Study: Root cause of health care breaches shifts to criminal attacks

Texas Health Resources, a nonprofit health care delivery system in North Central Texas, has disclosed that an unauthorized party may have gained access to patient information back in October 2017 by compromising some of the organization's email accounts.

Through its Texas Health Physicians Group, the regional health care provider released an online notification, stating the breach primarily impacted patients who received care and treatment in 2017. According to the organization, the event was part of a "larger incident affecting multiple entities across the country and did not just affect Texas Health entities and patients."

The patient information that may have been retrieved from the affected email accounts includes names, medical record numbers, birth dates, addresses, insurance information, clinical information, and in some cases Social Security numbers and driver's license and state identification numbers.

Texas Health Resources said it only became aware of the incident through on Jan. 17, 2018, after being contacted by law enforcement officials, who asked the organization to refrain from informing patients until a later time, "so as not to impede the law enforcement investigation."

"We respected law enforcement's request and began our own internal investigation, including hiring a leading forensic firm to assist us," the notification says, noting the organization began mailing letters to patients on Apr. 13. 

Texas Health Resources has also established a dedicated call center to answer pertinent questions and will offer one year of free credit monitoring to patients whose Social Security numbers were exposed. So far, there is no evidence any potentially stolen information has been misused, the organization says.
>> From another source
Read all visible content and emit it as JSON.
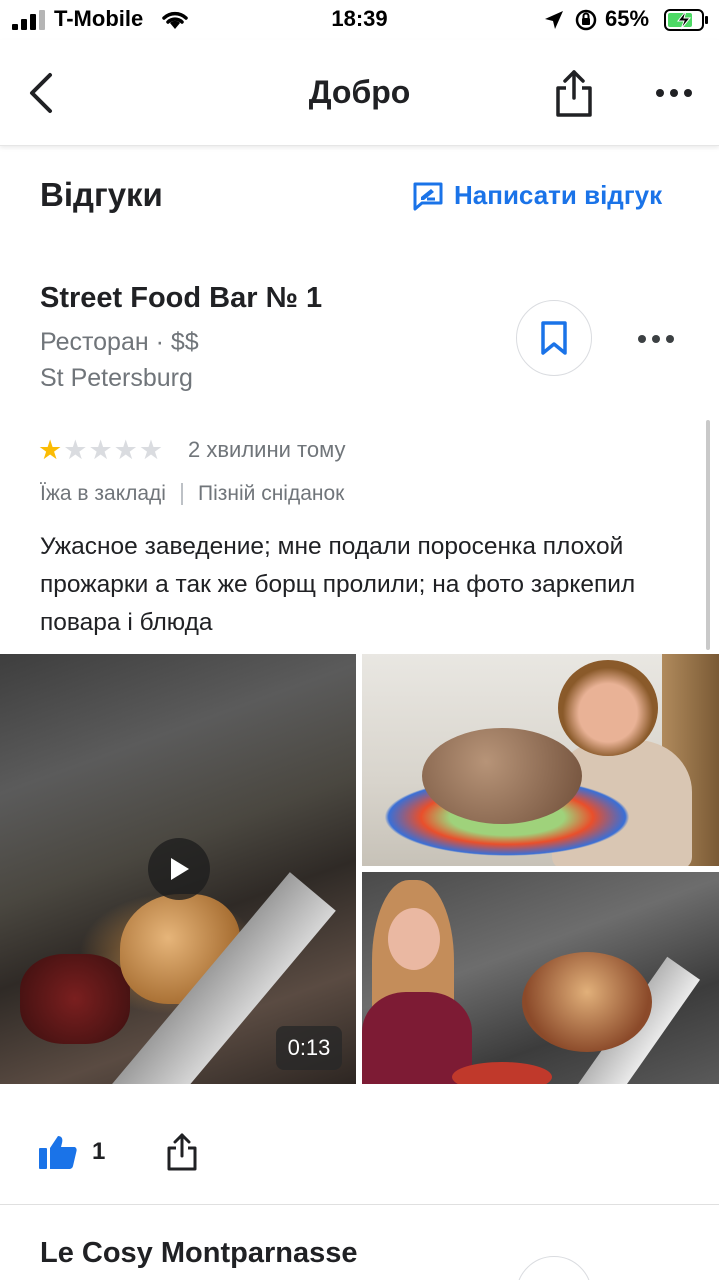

Serving 16 counties, Texas Health Resources operates 29 hospital locations, with more than 3,900 licensed beds, combined.